One (of many) illustrations occurred in the village of Borehkoro a few years back. The place was absolutely over-run by Fula cows. Destruction of crops including palm oil seedlings, rice and cassava was so extensive and that the Kuranko were at their wits end. According to Robert Jawara, director of C.E.S. (Christian Extension Services), one could not walk at night without stumbling into a cow - even on their front porches eating from baskets of produce harvested from the farm. The villagers finally decided to 'bring a case' against the Fula to the Sa Nieni Paramount Chief. In this case, the 'evidence' was clear; even documented by volumes of pictures. On the day of the trial, C.E.S. organized dozens of people to witness to the proceedings of the trial. They parked (sat) themselves in front of the chief's house and made it clear that they were present so as to make the 'verdict' of the trial known throughout the chiefdom. The Paramount Chief responded by refusing to 'hear' the case; deciding to 'refer' it to the court in Kabala. This precipitated unveiled grumbling on the part of the Fula: that they had "wasted a cow" (used in bribery of the chief).

Today, bits and pieces of the current story are becoming clearer. It seems that the people of Kabala have been pushed beyond the threshold of tolerance in regard to Fula destruction of farmland. This has led to the poisoning and shooting of a number of cows in recent weeks and months. The Fula, confident that the 'law' will be on their side, recently brought a case to court regarding the issue. The Limba, who happened to be the faction accused, essentially responded, 'fine, let's bring this to court but we'd like some restitution for destroyed crops while we are at it,' ...and proceeded to get organized for the trial. The Fula then failed to show up for the meeting. This did not produce the 'results' that they were hoping for, so they have now closed their shops to emphasize to everyone in town how important they are to the local economy with the hopes that people will recognize how much they 'need' and depend on the Fula. This might backfire on them, as (according to Kumba) much 'talk' is stirring among the Limba and Kuranko about how they need to get their act together and generate capitol for 'their own' shops.

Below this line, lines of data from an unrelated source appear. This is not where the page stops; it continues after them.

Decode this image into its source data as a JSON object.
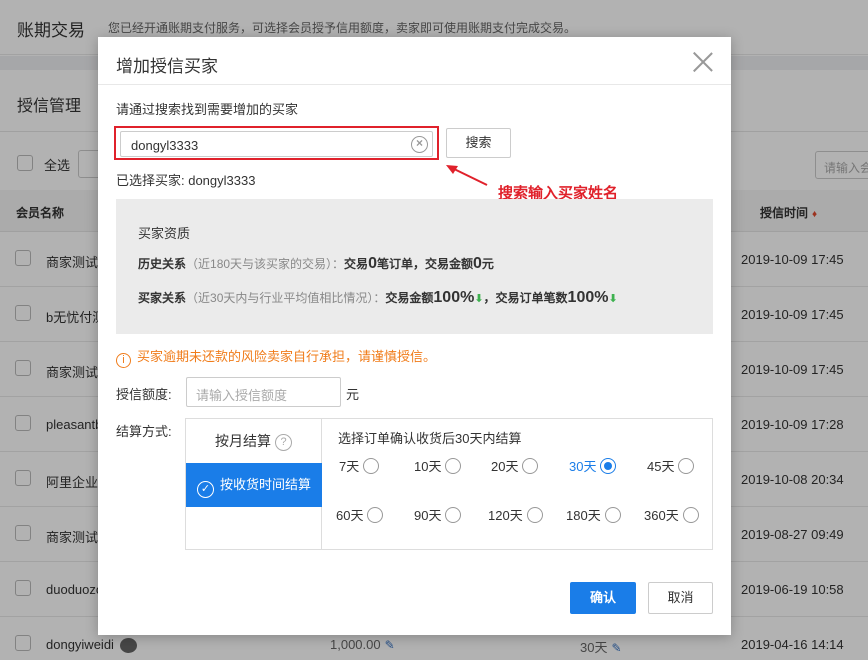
{
  "page": {
    "title": "账期交易",
    "description": "您已经开通账期支付服务，可选择会员授予信用额度，卖家即可使用账期支付完成交易。",
    "section_title": "授信管理",
    "select_all": "全选",
    "search_placeholder": "请输入会"
  },
  "table": {
    "headers": {
      "name": "会员名称",
      "time": "授信时间",
      "sort_icon": "sort-desc-icon"
    },
    "rows": [
      {
        "name": "商家测试",
        "time": "2019-10-09 17:45"
      },
      {
        "name": "b无忧付测",
        "time": "2019-10-09 17:45"
      },
      {
        "name": "商家测试",
        "time": "2019-10-09 17:45"
      },
      {
        "name": "pleasantb",
        "time": "2019-10-09 17:28"
      },
      {
        "name": "阿里企业",
        "time": "2019-10-08 20:34"
      },
      {
        "name": "商家测试",
        "time": "2019-08-27 09:49"
      },
      {
        "name": "duoduozo",
        "time": "2019-06-19 10:58"
      },
      {
        "name": "dongyiweidi",
        "amount": "1,000.00",
        "days": "30天",
        "time": "2019-04-16 14:14"
      }
    ]
  },
  "modal": {
    "title": "增加授信买家",
    "search_hint": "请通过搜索找到需要增加的买家",
    "search_value": "dongyl3333",
    "search_button": "搜索",
    "selected_label": "已选择买家: dongyl3333",
    "annotation": "搜索输入买家姓名",
    "accent_color": "#e0212b",
    "qualification": {
      "title": "买家资质",
      "history_label": "历史关系",
      "history_note": "（近180天与该买家的交易）：",
      "history_pre": "交易",
      "history_orders": "0",
      "history_mid": "笔订单，交易金额",
      "history_amount": "0",
      "history_unit": "元",
      "relation_label": "买家关系",
      "relation_note": "（近30天内与行业平均值相比情况）：",
      "amount_label": "交易金额",
      "amount_pct": "100%",
      "orders_label": "，交易订单笔数",
      "orders_pct": "100%"
    },
    "warning": "买家逾期未还款的风险卖家自行承担，请谨慎授信。",
    "limit_label": "授信额度:",
    "limit_placeholder": "请输入授信额度",
    "limit_unit": "元",
    "settle_label": "结算方式:",
    "tab_monthly": "按月结算",
    "tab_receipt": "按收货时间结算",
    "settle_desc": "选择订单确认收货后30天内结算",
    "options": [
      "7天",
      "10天",
      "20天",
      "30天",
      "45天",
      "60天",
      "90天",
      "120天",
      "180天",
      "360天"
    ],
    "selected_option": "30天",
    "primary_color": "#1a7de8",
    "confirm": "确认",
    "cancel": "取消"
  }
}
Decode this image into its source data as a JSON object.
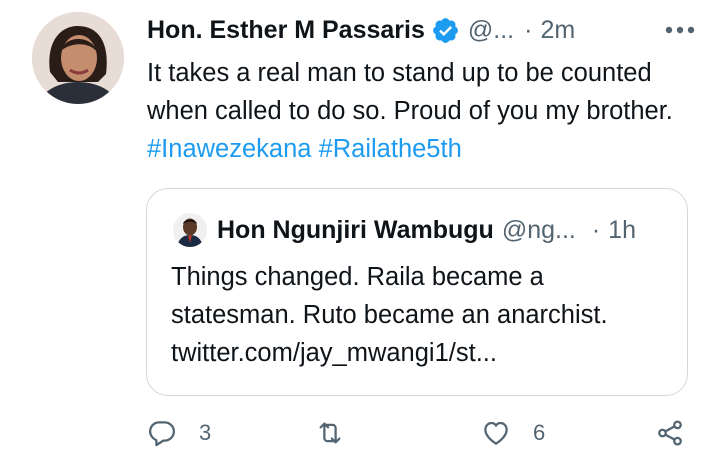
{
  "tweet": {
    "author_name": "Hon. Esther M Passaris",
    "handle": "@...",
    "separator": "·",
    "time": "2m",
    "text_plain": "It takes a real man to stand up to be counted when called to do so. Proud of you my brother.",
    "hashtags": [
      "#Inawezekana",
      "#Railathe5th"
    ],
    "avatar_icon": "profile-photo",
    "verified_icon": "verified-badge",
    "more_icon": "more-options-icon"
  },
  "quoted_tweet": {
    "author_name": "Hon Ngunjiri Wambugu",
    "handle": "@ng...",
    "separator": "·",
    "time": "1h",
    "line1": "Things changed. Raila became a",
    "line2": "statesman. Ruto became an anarchist.",
    "line3": "twitter.com/jay_mwangi1/st...",
    "avatar_icon": "profile-photo"
  },
  "actions": {
    "reply_count": "3",
    "retweet_count": "",
    "like_count": "6",
    "reply_icon": "reply-icon",
    "retweet_icon": "retweet-icon",
    "like_icon": "heart-icon",
    "share_icon": "share-icon"
  },
  "colors": {
    "link": "#1d9bf0",
    "secondary_text": "#536471",
    "border": "#cfd9de",
    "verified": "#1d9bf0"
  }
}
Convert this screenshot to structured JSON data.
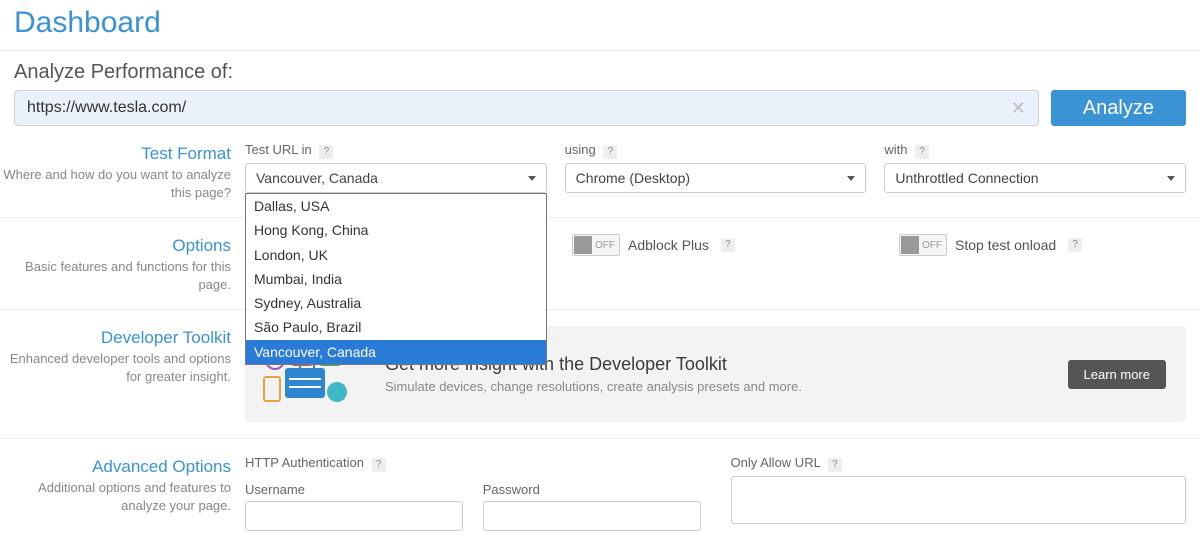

It does not appear, despite the rampant rumors, that there actually were any murders this time around, though it does sound as though these stories were 'borrowed' from real incidents that occurred a few years back in a nearby region. The most significant turmoil on the streets is the result of 'strike breakers,' as some Fula shop owners are not quite sure 'why' they are striking and can't afford to do so for very long. Other Fula seem to be harassing those who find themselves in this position. The Paramount Chief of this region, who so far seems to be a pretty smart and level-headed man, has taken the interesting 'stance' that, though it fall within the rights of the Fula to strike, if they choose to do so, they cannot re-open their businesses without collectively getting permission from him. He has also spoken with the 'head' of the Fula and they together have agreed that businesses like the petrol station must remain open, as it is a 'branch' of a company in Freetown that would not agree to its 'shutting down,' and nor would it be a good thing for the whole of Kabala that depends on it.

For us, the consequences are relatively minor: no good bread, no Magram (my favorite tasting brand of bottled water), no other niceties like biscuits, soap etc. We are pretty well stocked and anticipate that the situation will blow over in a couple of days. I'm all of the sudden craving sandwiches though, now that I can't get bread.

This is a LONG standing conflict, and we don't anticipate that this flare up precipitate any real change... but it sure would be nice if dialogue was set in motion to arbitrate disputes and establish policies leading to a greater degree of justice.

We are looking forward to Paul's (Aaron's dad) arrival this evening!

Grace and peace to each of you,